Please repeat each of the records that follow, exactly as written.

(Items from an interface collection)
◆ ◆ ◆ ◆

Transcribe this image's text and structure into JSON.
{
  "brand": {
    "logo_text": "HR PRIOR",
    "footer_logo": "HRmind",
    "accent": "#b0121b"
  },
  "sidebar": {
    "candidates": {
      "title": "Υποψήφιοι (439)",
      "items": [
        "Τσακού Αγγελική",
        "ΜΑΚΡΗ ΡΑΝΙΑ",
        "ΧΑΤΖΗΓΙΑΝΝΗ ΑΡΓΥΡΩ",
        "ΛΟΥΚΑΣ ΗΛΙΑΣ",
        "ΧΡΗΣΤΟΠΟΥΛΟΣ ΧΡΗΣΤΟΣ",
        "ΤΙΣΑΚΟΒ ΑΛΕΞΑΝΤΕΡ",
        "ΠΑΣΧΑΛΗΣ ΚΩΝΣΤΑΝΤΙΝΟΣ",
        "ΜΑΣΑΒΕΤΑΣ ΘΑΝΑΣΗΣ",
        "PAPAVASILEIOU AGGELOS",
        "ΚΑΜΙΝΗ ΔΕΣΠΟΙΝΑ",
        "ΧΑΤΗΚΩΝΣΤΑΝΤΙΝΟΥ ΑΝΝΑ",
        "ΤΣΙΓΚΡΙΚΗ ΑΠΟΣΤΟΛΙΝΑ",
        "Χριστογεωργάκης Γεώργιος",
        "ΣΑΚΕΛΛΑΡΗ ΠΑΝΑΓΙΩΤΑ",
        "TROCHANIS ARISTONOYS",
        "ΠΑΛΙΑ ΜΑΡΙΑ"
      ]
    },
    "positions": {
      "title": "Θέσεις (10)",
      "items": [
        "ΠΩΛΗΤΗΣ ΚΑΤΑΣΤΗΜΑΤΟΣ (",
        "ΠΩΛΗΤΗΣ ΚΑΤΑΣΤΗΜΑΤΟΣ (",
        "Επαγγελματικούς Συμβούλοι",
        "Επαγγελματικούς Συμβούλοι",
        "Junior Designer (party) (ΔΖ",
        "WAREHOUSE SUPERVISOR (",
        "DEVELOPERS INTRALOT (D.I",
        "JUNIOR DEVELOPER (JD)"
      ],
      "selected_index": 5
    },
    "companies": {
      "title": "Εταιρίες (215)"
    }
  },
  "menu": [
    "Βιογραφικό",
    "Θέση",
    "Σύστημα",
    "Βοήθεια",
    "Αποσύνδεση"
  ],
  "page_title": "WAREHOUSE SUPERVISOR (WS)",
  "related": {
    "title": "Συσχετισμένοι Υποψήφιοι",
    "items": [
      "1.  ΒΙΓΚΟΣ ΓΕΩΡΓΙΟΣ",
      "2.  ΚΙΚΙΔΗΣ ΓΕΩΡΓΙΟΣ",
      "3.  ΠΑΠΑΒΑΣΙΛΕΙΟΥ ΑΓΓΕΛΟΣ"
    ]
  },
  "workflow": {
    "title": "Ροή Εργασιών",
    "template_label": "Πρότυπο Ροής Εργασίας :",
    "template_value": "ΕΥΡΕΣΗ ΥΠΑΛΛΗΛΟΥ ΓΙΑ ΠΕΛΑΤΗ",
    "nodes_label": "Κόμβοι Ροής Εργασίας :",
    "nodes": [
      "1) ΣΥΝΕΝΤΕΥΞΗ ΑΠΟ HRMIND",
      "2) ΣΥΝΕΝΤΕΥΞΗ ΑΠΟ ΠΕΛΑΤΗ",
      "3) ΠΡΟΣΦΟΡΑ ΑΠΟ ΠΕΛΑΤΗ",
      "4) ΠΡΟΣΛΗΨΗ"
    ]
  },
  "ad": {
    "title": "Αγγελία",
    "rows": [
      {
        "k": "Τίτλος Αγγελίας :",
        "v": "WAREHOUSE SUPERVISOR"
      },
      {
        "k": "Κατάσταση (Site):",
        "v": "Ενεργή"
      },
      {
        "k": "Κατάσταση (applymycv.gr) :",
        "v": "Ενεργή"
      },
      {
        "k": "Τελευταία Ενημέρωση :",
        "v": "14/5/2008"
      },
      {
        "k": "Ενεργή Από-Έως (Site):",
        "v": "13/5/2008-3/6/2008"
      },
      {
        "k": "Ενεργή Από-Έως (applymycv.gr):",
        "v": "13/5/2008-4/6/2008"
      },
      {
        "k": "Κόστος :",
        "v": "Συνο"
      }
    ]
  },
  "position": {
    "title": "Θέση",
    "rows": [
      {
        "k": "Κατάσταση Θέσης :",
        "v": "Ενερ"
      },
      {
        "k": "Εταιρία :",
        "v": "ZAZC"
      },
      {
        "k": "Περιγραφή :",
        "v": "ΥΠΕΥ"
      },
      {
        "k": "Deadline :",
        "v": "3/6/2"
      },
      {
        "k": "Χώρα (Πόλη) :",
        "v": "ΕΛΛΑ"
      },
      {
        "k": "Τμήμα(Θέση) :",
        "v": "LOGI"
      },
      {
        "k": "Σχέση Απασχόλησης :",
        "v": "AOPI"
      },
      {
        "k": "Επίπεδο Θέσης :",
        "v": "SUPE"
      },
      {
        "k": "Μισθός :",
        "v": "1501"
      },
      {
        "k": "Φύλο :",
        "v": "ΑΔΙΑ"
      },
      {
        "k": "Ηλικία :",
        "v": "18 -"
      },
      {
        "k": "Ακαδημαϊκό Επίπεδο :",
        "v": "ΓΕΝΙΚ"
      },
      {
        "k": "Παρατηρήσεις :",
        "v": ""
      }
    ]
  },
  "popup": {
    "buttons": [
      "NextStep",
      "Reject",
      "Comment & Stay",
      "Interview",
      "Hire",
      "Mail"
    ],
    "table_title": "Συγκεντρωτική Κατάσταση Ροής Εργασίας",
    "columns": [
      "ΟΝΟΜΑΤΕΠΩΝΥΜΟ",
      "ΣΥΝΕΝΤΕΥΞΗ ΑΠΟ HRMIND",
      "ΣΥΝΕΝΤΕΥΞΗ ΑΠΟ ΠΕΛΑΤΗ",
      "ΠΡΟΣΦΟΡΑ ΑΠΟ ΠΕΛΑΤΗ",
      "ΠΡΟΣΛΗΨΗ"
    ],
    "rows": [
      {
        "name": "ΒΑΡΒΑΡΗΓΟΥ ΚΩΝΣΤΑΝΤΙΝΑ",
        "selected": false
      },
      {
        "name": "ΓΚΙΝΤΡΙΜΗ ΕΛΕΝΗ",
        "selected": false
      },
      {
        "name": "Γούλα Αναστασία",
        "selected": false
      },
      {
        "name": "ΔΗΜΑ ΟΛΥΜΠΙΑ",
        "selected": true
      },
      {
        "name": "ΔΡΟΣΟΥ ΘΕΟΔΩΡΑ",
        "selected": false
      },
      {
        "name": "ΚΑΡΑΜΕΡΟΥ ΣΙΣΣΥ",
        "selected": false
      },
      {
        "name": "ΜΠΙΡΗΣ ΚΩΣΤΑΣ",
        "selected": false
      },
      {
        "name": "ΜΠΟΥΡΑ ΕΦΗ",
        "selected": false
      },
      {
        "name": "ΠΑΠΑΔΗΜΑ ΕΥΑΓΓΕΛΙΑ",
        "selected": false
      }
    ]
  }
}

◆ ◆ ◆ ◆

THE ANSWER:
Transcribe this image's text and structure into JSON.
{
  "brand": {
    "logo_text": "HR PRIOR",
    "footer_logo": "HRmind",
    "accent": "#b0121b"
  },
  "sidebar": {
    "candidates": {
      "title": "Υποψήφιοι (439)",
      "items": [
        "Τσακού Αγγελική",
        "ΜΑΚΡΗ ΡΑΝΙΑ",
        "ΧΑΤΖΗΓΙΑΝΝΗ ΑΡΓΥΡΩ",
        "ΛΟΥΚΑΣ ΗΛΙΑΣ",
        "ΧΡΗΣΤΟΠΟΥΛΟΣ ΧΡΗΣΤΟΣ",
        "ΤΙΣΑΚΟΒ ΑΛΕΞΑΝΤΕΡ",
        "ΠΑΣΧΑΛΗΣ ΚΩΝΣΤΑΝΤΙΝΟΣ",
        "ΜΑΣΑΒΕΤΑΣ ΘΑΝΑΣΗΣ",
        "PAPAVASILEIOU AGGELOS",
        "ΚΑΜΙΝΗ ΔΕΣΠΟΙΝΑ",
        "ΧΑΤΗΚΩΝΣΤΑΝΤΙΝΟΥ ΑΝΝΑ",
        "ΤΣΙΓΚΡΙΚΗ ΑΠΟΣΤΟΛΙΝΑ",
        "Χριστογεωργάκης Γεώργιος",
        "ΣΑΚΕΛΛΑΡΗ ΠΑΝΑΓΙΩΤΑ",
        "TROCHANIS ARISTONOYS",
        "ΠΑΛΙΑ ΜΑΡΙΑ"
      ]
    },
    "positions": {
      "title": "Θέσεις (10)",
      "items": [
        "ΠΩΛΗΤΗΣ ΚΑΤΑΣΤΗΜΑΤΟΣ (",
        "ΠΩΛΗΤΗΣ ΚΑΤΑΣΤΗΜΑΤΟΣ (",
        "Επαγγελματικούς Συμβούλοι",
        "Επαγγελματικούς Συμβούλοι",
        "Junior Designer (party) (ΔΖ",
        "WAREHOUSE SUPERVISOR (",
        "DEVELOPERS INTRALOT (D.I",
        "JUNIOR DEVELOPER (JD)"
      ],
      "selected_index": 5
    },
    "companies": {
      "title": "Εταιρίες (215)"
    }
  },
  "menu": [
    "Βιογραφικό",
    "Θέση",
    "Σύστημα",
    "Βοήθεια",
    "Αποσύνδεση"
  ],
  "page_title": "WAREHOUSE SUPERVISOR (WS)",
  "related": {
    "title": "Συσχετισμένοι Υποψήφιοι",
    "items": [
      "1.  ΒΙΓΚΟΣ ΓΕΩΡΓΙΟΣ",
      "2.  ΚΙΚΙΔΗΣ ΓΕΩΡΓΙΟΣ",
      "3.  ΠΑΠΑΒΑΣΙΛΕΙΟΥ ΑΓΓΕΛΟΣ"
    ]
  },
  "workflow": {
    "title": "Ροή Εργασιών",
    "template_label": "Πρότυπο Ροής Εργασίας :",
    "template_value": "ΕΥΡΕΣΗ ΥΠΑΛΛΗΛΟΥ ΓΙΑ ΠΕΛΑΤΗ",
    "nodes_label": "Κόμβοι Ροής Εργασίας :",
    "nodes": [
      "1) ΣΥΝΕΝΤΕΥΞΗ ΑΠΟ HRMIND",
      "2) ΣΥΝΕΝΤΕΥΞΗ ΑΠΟ ΠΕΛΑΤΗ",
      "3) ΠΡΟΣΦΟΡΑ ΑΠΟ ΠΕΛΑΤΗ",
      "4) ΠΡΟΣΛΗΨΗ"
    ]
  },
  "ad": {
    "title": "Αγγελία",
    "rows": [
      {
        "k": "Τίτλος Αγγελίας :",
        "v": "WAREHOUSE SUPERVISOR"
      },
      {
        "k": "Κατάσταση (Site):",
        "v": "Ενεργή"
      },
      {
        "k": "Κατάσταση (applymycv.gr) :",
        "v": "Ενεργή"
      },
      {
        "k": "Τελευταία Ενημέρωση :",
        "v": "14/5/2008"
      },
      {
        "k": "Ενεργή Από-Έως (Site):",
        "v": "13/5/2008-3/6/2008"
      },
      {
        "k": "Ενεργή Από-Έως (applymycv.gr):",
        "v": "13/5/2008-4/6/2008"
      },
      {
        "k": "Κόστος :",
        "v": "Συνο"
      }
    ]
  },
  "position": {
    "title": "Θέση",
    "rows": [
      {
        "k": "Κατάσταση Θέσης :",
        "v": "Ενερ"
      },
      {
        "k": "Εταιρία :",
        "v": "ZAZC"
      },
      {
        "k": "Περιγραφή :",
        "v": "ΥΠΕΥ"
      },
      {
        "k": "Deadline :",
        "v": "3/6/2"
      },
      {
        "k": "Χώρα (Πόλη) :",
        "v": "ΕΛΛΑ"
      },
      {
        "k": "Τμήμα(Θέση) :",
        "v": "LOGI"
      },
      {
        "k": "Σχέση Απασχόλησης :",
        "v": "AOPI"
      },
      {
        "k": "Επίπεδο Θέσης :",
        "v": "SUPE"
      },
      {
        "k": "Μισθός :",
        "v": "1501"
      },
      {
        "k": "Φύλο :",
        "v": "ΑΔΙΑ"
      },
      {
        "k": "Ηλικία :",
        "v": "18 -"
      },
      {
        "k": "Ακαδημαϊκό Επίπεδο :",
        "v": "ΓΕΝΙΚ"
      },
      {
        "k": "Παρατηρήσεις :",
        "v": ""
      }
    ]
  },
  "popup": {
    "buttons": [
      "NextStep",
      "Reject",
      "Comment & Stay",
      "Interview",
      "Hire",
      "Mail"
    ],
    "table_title": "Συγκεντρωτική Κατάσταση Ροής Εργασίας",
    "columns": [
      "ΟΝΟΜΑΤΕΠΩΝΥΜΟ",
      "ΣΥΝΕΝΤΕΥΞΗ ΑΠΟ HRMIND",
      "ΣΥΝΕΝΤΕΥΞΗ ΑΠΟ ΠΕΛΑΤΗ",
      "ΠΡΟΣΦΟΡΑ ΑΠΟ ΠΕΛΑΤΗ",
      "ΠΡΟΣΛΗΨΗ"
    ],
    "rows": [
      {
        "name": "ΒΑΡΒΑΡΗΓΟΥ ΚΩΝΣΤΑΝΤΙΝΑ",
        "selected": false
      },
      {
        "name": "ΓΚΙΝΤΡΙΜΗ ΕΛΕΝΗ",
        "selected": false
      },
      {
        "name": "Γούλα Αναστασία",
        "selected": false
      },
      {
        "name": "ΔΗΜΑ ΟΛΥΜΠΙΑ",
        "selected": true
      },
      {
        "name": "ΔΡΟΣΟΥ ΘΕΟΔΩΡΑ",
        "selected": false
      },
      {
        "name": "ΚΑΡΑΜΕΡΟΥ ΣΙΣΣΥ",
        "selected": false
      },
      {
        "name": "ΜΠΙΡΗΣ ΚΩΣΤΑΣ",
        "selected": false
      },
      {
        "name": "ΜΠΟΥΡΑ ΕΦΗ",
        "selected": false
      },
      {
        "name": "ΠΑΠΑΔΗΜΑ ΕΥΑΓΓΕΛΙΑ",
        "selected": false
      }
    ]
  }
}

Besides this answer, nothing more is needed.